Update on the Nation’s TANF Program – Do We Need More Data?
|September 12, 2011||Posted by M. P. under Children and Family, Federal Government||
According to a United States Government Accountability Office (GAO) statement regarding the Temporary Assistance for Needy Families (TANF) program, the number of families receiving benefits dropped by nearly half (approximately 50 percent) between 1997 and 2008, while the proportion of cases of child-only benefits increased (from 35 percent to almost half of all TANF cases). The GAO analyzed data from all states and surveyed TANF administrators to identify changes in the caseload amounts and demographics (if any) since the passage of the Deficit Reduction Act (DRA) which reauthorized TANF while implementing changes to the employment standards required of TANF participants.
The research, TEMPORARY ASSISTANCE FOR NEEDY FAMILIES:Update on Families Served and Work Participation: A Statement of Kay E. Brown, Director Education, Workforce, and Income Security, includes the report that approximately 33 percent of families receiving TANF assistance in the country meet the work requirements.

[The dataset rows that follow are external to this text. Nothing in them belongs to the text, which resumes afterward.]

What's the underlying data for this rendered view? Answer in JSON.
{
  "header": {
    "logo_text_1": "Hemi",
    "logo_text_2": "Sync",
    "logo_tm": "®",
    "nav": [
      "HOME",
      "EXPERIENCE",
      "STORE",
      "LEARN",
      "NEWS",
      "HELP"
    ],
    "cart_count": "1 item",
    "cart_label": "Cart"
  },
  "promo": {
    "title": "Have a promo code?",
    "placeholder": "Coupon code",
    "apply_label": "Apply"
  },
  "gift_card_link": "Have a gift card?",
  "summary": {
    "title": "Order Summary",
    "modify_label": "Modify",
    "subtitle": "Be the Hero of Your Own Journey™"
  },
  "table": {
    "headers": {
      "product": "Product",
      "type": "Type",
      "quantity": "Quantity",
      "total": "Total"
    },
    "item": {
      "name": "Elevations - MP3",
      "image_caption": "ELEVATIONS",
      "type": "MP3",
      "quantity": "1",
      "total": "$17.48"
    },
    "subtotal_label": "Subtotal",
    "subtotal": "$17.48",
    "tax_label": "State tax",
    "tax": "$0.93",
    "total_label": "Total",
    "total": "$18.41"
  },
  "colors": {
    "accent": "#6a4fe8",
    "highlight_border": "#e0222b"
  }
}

The report concludes with the opinion that the current data collection system does not allow for a totality of understanding regarding the persons served by, or the benefits of, the TANF program nationally. This may be due in part to reporting standards only requiring data on the cash assistance piece of the program. So, it appears that there is scant empiric measurement around how TANF services assist welfare reform aims – an unfortunate conclusion as knowledge of what programs accomplish, and whom they benefit, should be a basic requirement of their continuation.